At the first resting point, the guide will give a background history for about ten minutes in the unofficial Prison Room used to detain naughty MPs. If you wish, you can leave excess baggage here before continuing upwards until you reach the clock movement where you’ll hear tales of pennies, tragedies, and tireless clock-keepers who still wind the going train by hand three times a week. You’ll also get a glimpse of the dials outside through small windows and watch/hear the clock chime the third quarter. The loud clicking sound afterwards is the fly (air brake) on the chime train slowing down on its ratchet. A ratchet was fitted after it broke and sent the tonne weight to the ground in record time, while causing the wheels to fly across the room in what, at the time, was thought to be an explosion that warranted to attendence of the Bomb Squad.

Further up and you’ll eventually find yourself in the open bell tower where you’ll use ear plugs to control the deafening sound of the five bells as the four quarters sound and the hours are counted on Big Ben itself.  Note that this is BB2 as the first bell never made it to the top because it cracked after testing and was destroyed to make the new lighter bell (which also cracked under test but was repaired). On a good day, the views across London are fantastic; on a bad day, it’s wet and windy so take a jacket.

Then it’s back down to the previous level to walk round (and touch) the insides of the four glass dials when you’ll hear the first quarter chime again before returning to the Prison Room to hear more about the naming of the bell and other historic anecdotes. Finally, you’ll descend to ground level again, the whole tour taking around an hour and a half.

There’s no lift, and there’s no cafe or other place for refreshment in Portcullis House so have something to eat and drink before you arrive. And remember that photography is no longer permitted anywhere during the tour.

To arrange a tour contact your MP via


Hobson’s choice! Lucky ol’ Faust.

Posted on: August 3rd, 2011 by horologica

With apologies for a somewhat late July blog.

This month left me faced with a double-dilemma.

A chap sent me a brass carriage clock with a common enough French movement fitted. The case top was dented, the front and side glasses chipped and a screw had been fitted to the back door to replace the usual turned brass knob that had long since disappeared.

If that wasn’t enough, there was the usual problem – it didn’t work either. Only this time the clock was accompanied by a request is to fit a new quartz movement.

Well, I took a look at the existing movement and the all-important lever escapement looked like it could be persuaded to run so here’s my first dilemma; do I offer to dismantle, service and clean the antique inheritance, or do I simply remove a perfectly restorable antique movement and fit a new battery quartz movement instead?

I trembled at the thought of chucking in a nice plastic box and battery so I asked the owner if he would consider a repair instead.
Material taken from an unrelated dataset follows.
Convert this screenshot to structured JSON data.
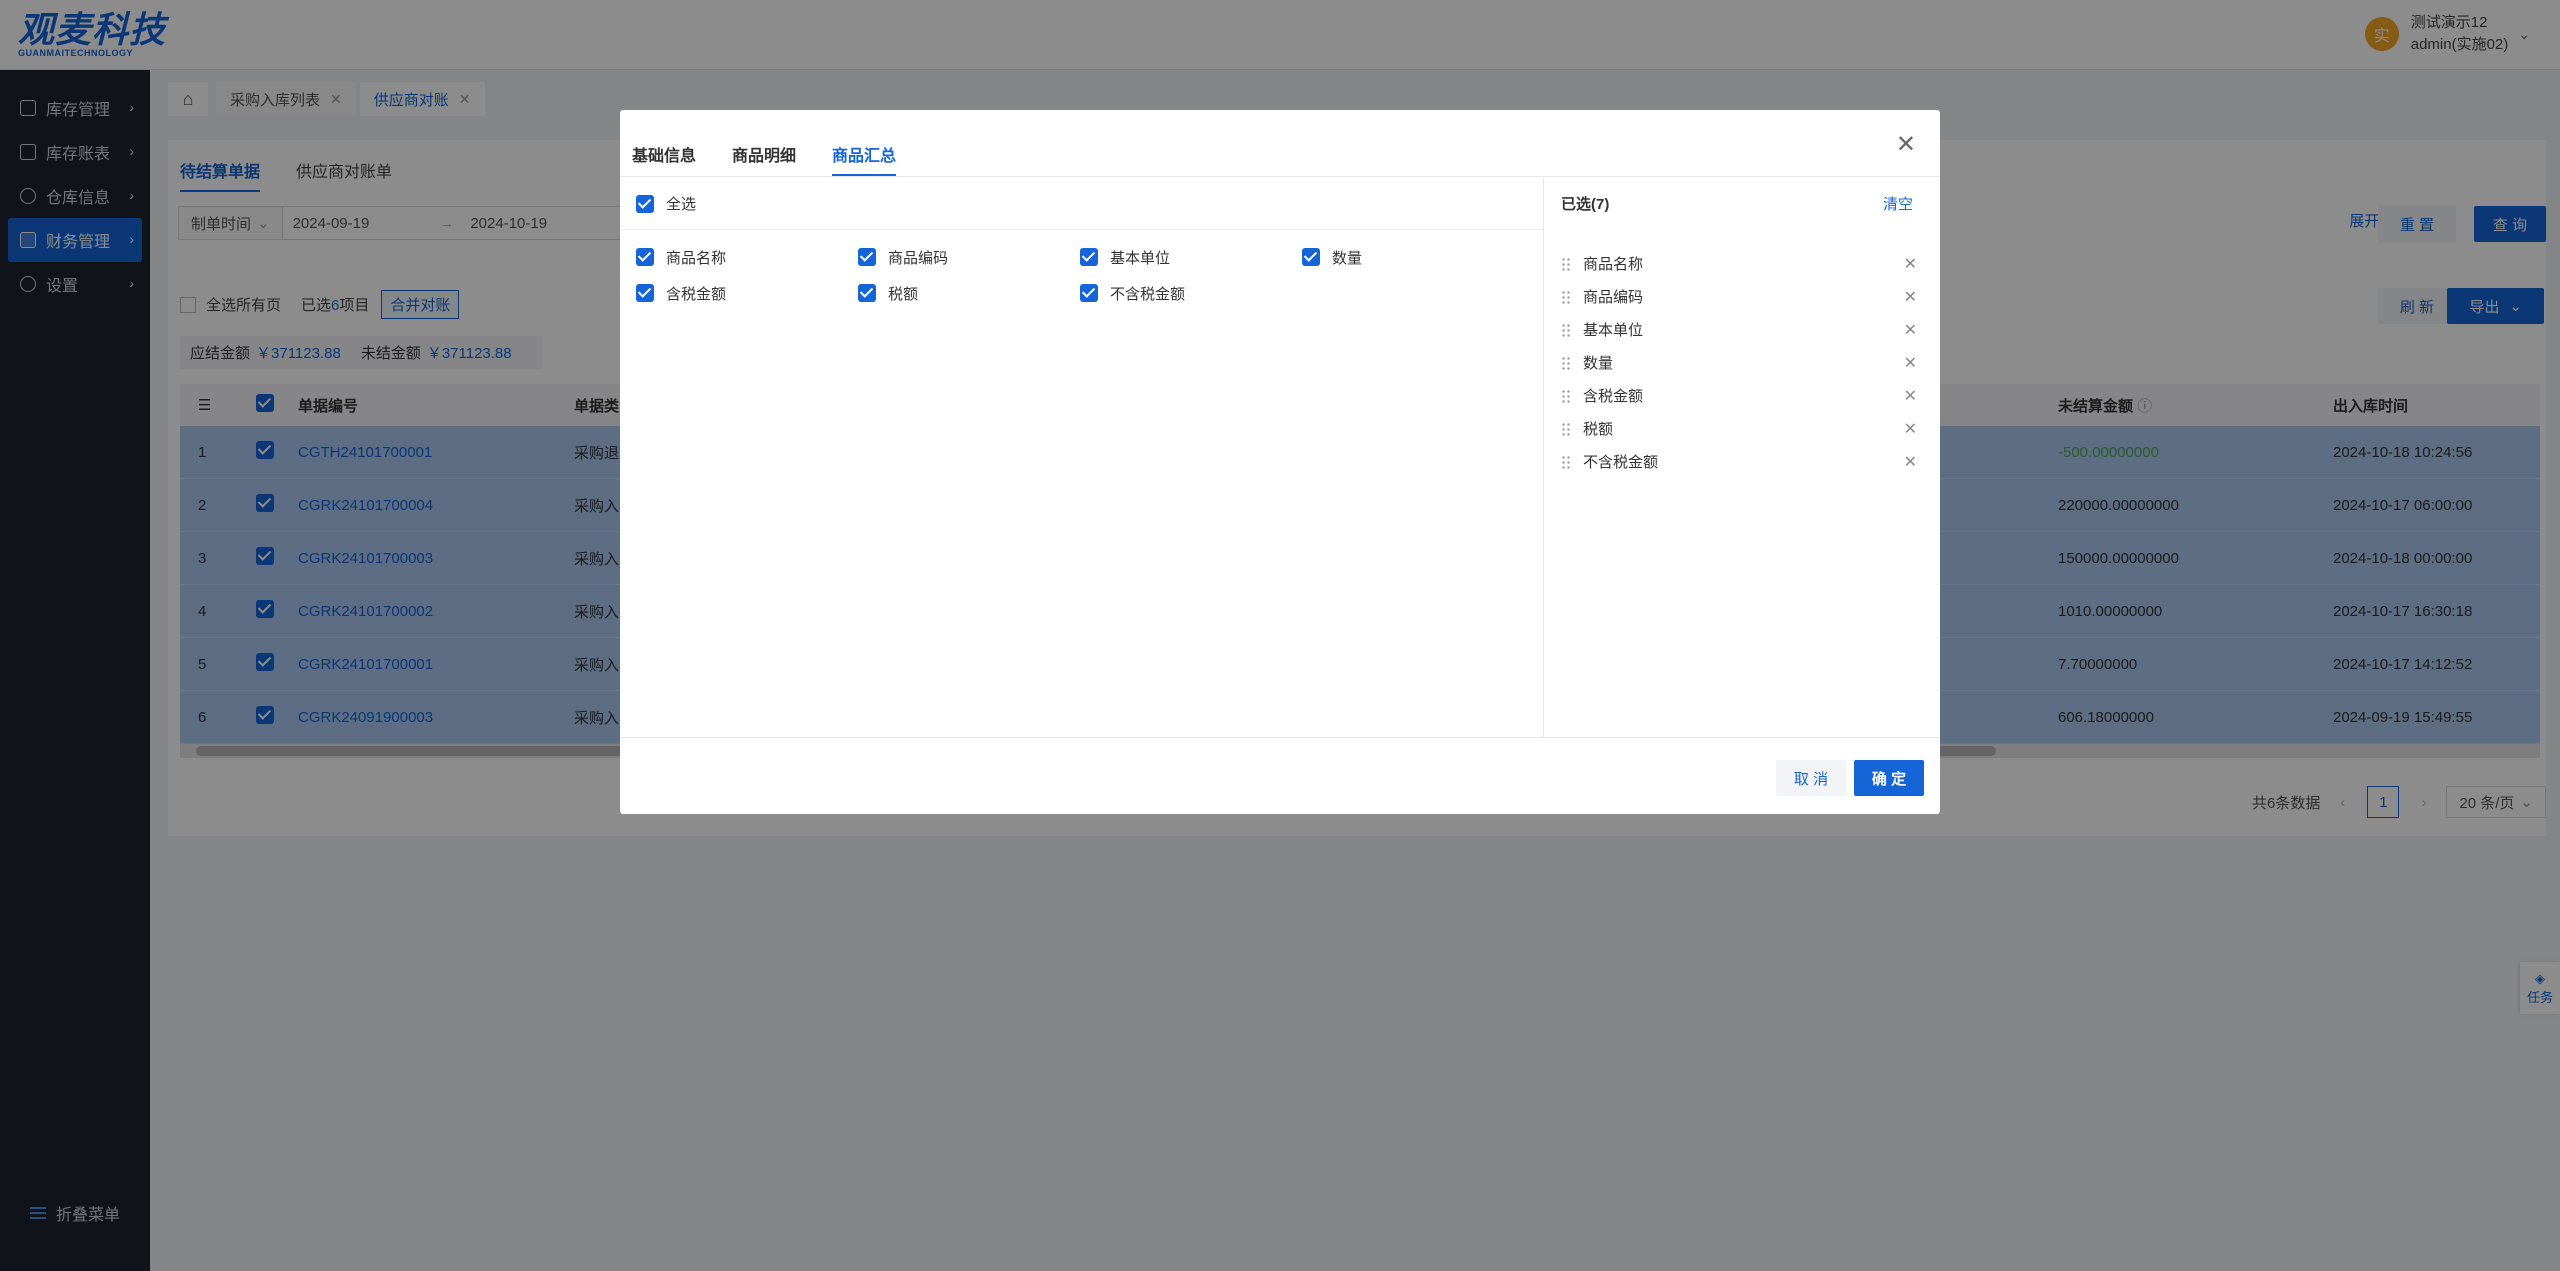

His wife, who inherited the clock from her father apparently liked the sound of getting the original one ticking again, he replied. So that was me out of an horological hole – I am now to restore it and my horological soul remains intact.

But it doesn’t. Soon afterwards the client emailed again to say that he didn’t really want it restored so could I just say it can’t be done and fit the quartz movement anyway. Dilemma number two. Can I come between a man and his wife and join in a conspiracy with one to help deceive the other?

I’d managed to sidestep the risk of selling my soul only to find myself in the worse position of selling my concience instead.

Faust had it easy.